**Aim of the task**
Every record must be reproduced exactly. Leave none out.

**Task input**

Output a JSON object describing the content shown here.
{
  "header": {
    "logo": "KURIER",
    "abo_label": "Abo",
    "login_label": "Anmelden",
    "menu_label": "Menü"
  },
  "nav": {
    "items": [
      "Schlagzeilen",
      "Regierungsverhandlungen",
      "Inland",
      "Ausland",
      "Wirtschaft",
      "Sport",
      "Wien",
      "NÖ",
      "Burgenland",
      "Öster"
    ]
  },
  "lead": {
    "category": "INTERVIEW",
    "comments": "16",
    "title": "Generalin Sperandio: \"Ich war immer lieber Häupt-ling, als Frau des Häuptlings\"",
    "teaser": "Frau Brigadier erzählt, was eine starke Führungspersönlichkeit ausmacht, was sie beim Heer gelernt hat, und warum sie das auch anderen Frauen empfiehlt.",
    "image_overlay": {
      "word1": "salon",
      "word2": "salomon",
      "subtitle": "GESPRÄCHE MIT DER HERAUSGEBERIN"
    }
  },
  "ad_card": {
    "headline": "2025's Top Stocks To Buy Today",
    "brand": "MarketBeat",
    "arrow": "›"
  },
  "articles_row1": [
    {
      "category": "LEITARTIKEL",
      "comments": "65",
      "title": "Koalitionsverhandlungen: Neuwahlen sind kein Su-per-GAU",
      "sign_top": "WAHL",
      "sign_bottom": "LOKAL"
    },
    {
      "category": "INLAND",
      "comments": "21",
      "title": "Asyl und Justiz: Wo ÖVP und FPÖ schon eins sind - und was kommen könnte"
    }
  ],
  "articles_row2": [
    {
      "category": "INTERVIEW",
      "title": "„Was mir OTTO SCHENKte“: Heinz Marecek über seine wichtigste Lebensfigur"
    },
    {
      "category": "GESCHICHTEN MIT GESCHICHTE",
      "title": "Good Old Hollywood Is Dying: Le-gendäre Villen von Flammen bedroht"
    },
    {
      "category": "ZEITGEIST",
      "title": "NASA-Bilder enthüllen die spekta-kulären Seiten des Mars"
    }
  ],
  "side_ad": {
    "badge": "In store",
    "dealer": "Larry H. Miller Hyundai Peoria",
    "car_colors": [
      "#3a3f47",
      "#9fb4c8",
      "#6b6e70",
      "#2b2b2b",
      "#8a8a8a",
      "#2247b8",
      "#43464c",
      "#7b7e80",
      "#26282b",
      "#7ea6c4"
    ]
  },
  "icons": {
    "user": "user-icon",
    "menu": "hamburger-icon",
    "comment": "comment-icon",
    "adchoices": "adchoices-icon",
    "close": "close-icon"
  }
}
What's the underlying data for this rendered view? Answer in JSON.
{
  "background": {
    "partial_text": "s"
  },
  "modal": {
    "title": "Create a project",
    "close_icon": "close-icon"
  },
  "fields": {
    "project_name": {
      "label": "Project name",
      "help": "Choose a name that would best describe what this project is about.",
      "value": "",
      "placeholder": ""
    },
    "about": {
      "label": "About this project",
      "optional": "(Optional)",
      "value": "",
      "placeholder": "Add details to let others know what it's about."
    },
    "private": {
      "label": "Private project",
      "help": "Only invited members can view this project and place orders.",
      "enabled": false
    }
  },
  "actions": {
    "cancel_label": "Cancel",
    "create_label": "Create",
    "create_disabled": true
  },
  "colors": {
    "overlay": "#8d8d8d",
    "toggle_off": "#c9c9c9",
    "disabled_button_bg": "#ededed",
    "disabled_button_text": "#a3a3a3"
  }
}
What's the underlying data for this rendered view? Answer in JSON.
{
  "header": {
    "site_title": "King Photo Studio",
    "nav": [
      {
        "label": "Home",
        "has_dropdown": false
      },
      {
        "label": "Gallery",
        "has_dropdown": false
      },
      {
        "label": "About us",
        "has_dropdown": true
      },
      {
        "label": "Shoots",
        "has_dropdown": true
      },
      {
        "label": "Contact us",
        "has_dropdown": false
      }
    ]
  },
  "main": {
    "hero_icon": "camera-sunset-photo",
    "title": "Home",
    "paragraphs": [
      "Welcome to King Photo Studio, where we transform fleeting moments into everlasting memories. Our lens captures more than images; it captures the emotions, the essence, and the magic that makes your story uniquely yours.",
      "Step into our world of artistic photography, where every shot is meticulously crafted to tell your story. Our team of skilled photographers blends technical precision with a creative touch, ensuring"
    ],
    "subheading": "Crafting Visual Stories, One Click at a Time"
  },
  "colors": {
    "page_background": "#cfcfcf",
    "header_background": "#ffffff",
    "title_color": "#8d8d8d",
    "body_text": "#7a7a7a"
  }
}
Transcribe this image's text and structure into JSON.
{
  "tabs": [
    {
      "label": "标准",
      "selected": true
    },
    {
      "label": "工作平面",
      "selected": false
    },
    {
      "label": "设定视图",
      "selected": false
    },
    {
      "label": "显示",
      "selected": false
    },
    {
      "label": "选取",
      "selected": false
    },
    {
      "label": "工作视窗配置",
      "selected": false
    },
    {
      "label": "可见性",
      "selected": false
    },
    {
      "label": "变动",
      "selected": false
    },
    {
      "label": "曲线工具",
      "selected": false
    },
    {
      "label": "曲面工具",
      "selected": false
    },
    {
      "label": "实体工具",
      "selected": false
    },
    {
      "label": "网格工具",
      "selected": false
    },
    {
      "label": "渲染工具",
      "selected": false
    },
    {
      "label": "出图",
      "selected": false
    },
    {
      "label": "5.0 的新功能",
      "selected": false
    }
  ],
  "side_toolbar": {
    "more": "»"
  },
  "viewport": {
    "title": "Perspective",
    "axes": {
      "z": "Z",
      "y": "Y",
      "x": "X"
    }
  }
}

**Response**
Output a JSON object describing the content shown here.
{
  "header": {
    "logo": "KURIER",
    "abo_label": "Abo",
    "login_label": "Anmelden",
    "menu_label": "Menü"
  },
  "nav": {
    "items": [
      "Schlagzeilen",
      "Regierungsverhandlungen",
      "Inland",
      "Ausland",
      "Wirtschaft",
      "Sport",
      "Wien",
      "NÖ",
      "Burgenland",
      "Öster"
    ]
  },
  "lead": {
    "category": "INTERVIEW",
    "comments": "16",
    "title": "Generalin Sperandio: \"Ich war immer lieber Häupt-ling, als Frau des Häuptlings\"",
    "teaser": "Frau Brigadier erzählt, was eine starke Führungspersönlichkeit ausmacht, was sie beim Heer gelernt hat, und warum sie das auch anderen Frauen empfiehlt.",
    "image_overlay": {
      "word1": "salon",
      "word2": "salomon",
      "subtitle": "GESPRÄCHE MIT DER HERAUSGEBERIN"
    }
  },
  "ad_card": {
    "headline": "2025's Top Stocks To Buy Today",
    "brand": "MarketBeat",
    "arrow": "›"
  },
  "articles_row1": [
    {
      "category": "LEITARTIKEL",
      "comments": "65",
      "title": "Koalitionsverhandlungen: Neuwahlen sind kein Su-per-GAU",
      "sign_top": "WAHL",
      "sign_bottom": "LOKAL"
    },
    {
      "category": "INLAND",
      "comments": "21",
      "title": "Asyl und Justiz: Wo ÖVP und FPÖ schon eins sind - und was kommen könnte"
    }
  ],
  "articles_row2": [
    {
      "category": "INTERVIEW",
      "title": "„Was mir OTTO SCHENKte“: Heinz Marecek über seine wichtigste Lebensfigur"
    },
    {
      "category": "GESCHICHTEN MIT GESCHICHTE",
      "title": "Good Old Hollywood Is Dying: Le-gendäre Villen von Flammen bedroht"
    },
    {
      "category": "ZEITGEIST",
      "title": "NASA-Bilder enthüllen die spekta-kulären Seiten des Mars"
    }
  ],
  "side_ad": {
    "badge": "In store",
    "dealer": "Larry H. Miller Hyundai Peoria",
    "car_colors": [
      "#3a3f47",
      "#9fb4c8",
      "#6b6e70",
      "#2b2b2b",
      "#8a8a8a",
      "#2247b8",
      "#43464c",
      "#7b7e80",
      "#26282b",
      "#7ea6c4"
    ]
  },
  "icons": {
    "user": "user-icon",
    "menu": "hamburger-icon",
    "comment": "comment-icon",
    "adchoices": "adchoices-icon",
    "close": "close-icon"
  }
}
What's the underlying data for this rendered view? Answer in JSON.
{
  "background": {
    "partial_text": "s"
  },
  "modal": {
    "title": "Create a project",
    "close_icon": "close-icon"
  },
  "fields": {
    "project_name": {
      "label": "Project name",
      "help": "Choose a name that would best describe what this project is about.",
      "value": "",
      "placeholder": ""
    },
    "about": {
      "label": "About this project",
      "optional": "(Optional)",
      "value": "",
      "placeholder": "Add details to let others know what it's about."
    },
    "private": {
      "label": "Private project",
      "help": "Only invited members can view this project and place orders.",
      "enabled": false
    }
  },
  "actions": {
    "cancel_label": "Cancel",
    "create_label": "Create",
    "create_disabled": true
  },
  "colors": {
    "overlay": "#8d8d8d",
    "toggle_off": "#c9c9c9",
    "disabled_button_bg": "#ededed",
    "disabled_button_text": "#a3a3a3"
  }
}
What's the underlying data for this rendered view? Answer in JSON.
{
  "header": {
    "site_title": "King Photo Studio",
    "nav": [
      {
        "label": "Home",
        "has_dropdown": false
      },
      {
        "label": "Gallery",
        "has_dropdown": false
      },
      {
        "label": "About us",
        "has_dropdown": true
      },
      {
        "label": "Shoots",
        "has_dropdown": true
      },
      {
        "label": "Contact us",
        "has_dropdown": false
      }
    ]
  },
  "main": {
    "hero_icon": "camera-sunset-photo",
    "title": "Home",
    "paragraphs": [
      "Welcome to King Photo Studio, where we transform fleeting moments into everlasting memories. Our lens captures more than images; it captures the emotions, the essence, and the magic that makes your story uniquely yours.",
      "Step into our world of artistic photography, where every shot is meticulously crafted to tell your story. Our team of skilled photographers blends technical precision with a creative touch, ensuring"
    ],
    "subheading": "Crafting Visual Stories, One Click at a Time"
  },
  "colors": {
    "page_background": "#cfcfcf",
    "header_background": "#ffffff",
    "title_color": "#8d8d8d",
    "body_text": "#7a7a7a"
  }
}
Transcribe this image's text and structure into JSON.
{
  "tabs": [
    {
      "label": "标准",
      "selected": true
    },
    {
      "label": "工作平面",
      "selected": false
    },
    {
      "label": "设定视图",
      "selected": false
    },
    {
      "label": "显示",
      "selected": false
    },
    {
      "label": "选取",
      "selected": false
    },
    {
      "label": "工作视窗配置",
      "selected": false
    },
    {
      "label": "可见性",
      "selected": false
    },
    {
      "label": "变动",
      "selected": false
    },
    {
      "label": "曲线工具",
      "selected": false
    },
    {
      "label": "曲面工具",
      "selected": false
    },
    {
      "label": "实体工具",
      "selected": false
    },
    {
      "label": "网格工具",
      "selected": false
    },
    {
      "label": "渲染工具",
      "selected": false
    },
    {
      "label": "出图",
      "selected": false
    },
    {
      "label": "5.0 的新功能",
      "selected": false
    }
  ],
  "side_toolbar": {
    "more": "»"
  },
  "viewport": {
    "title": "Perspective",
    "axes": {
      "z": "Z",
      "y": "Y",
      "x": "X"
    }
  }
}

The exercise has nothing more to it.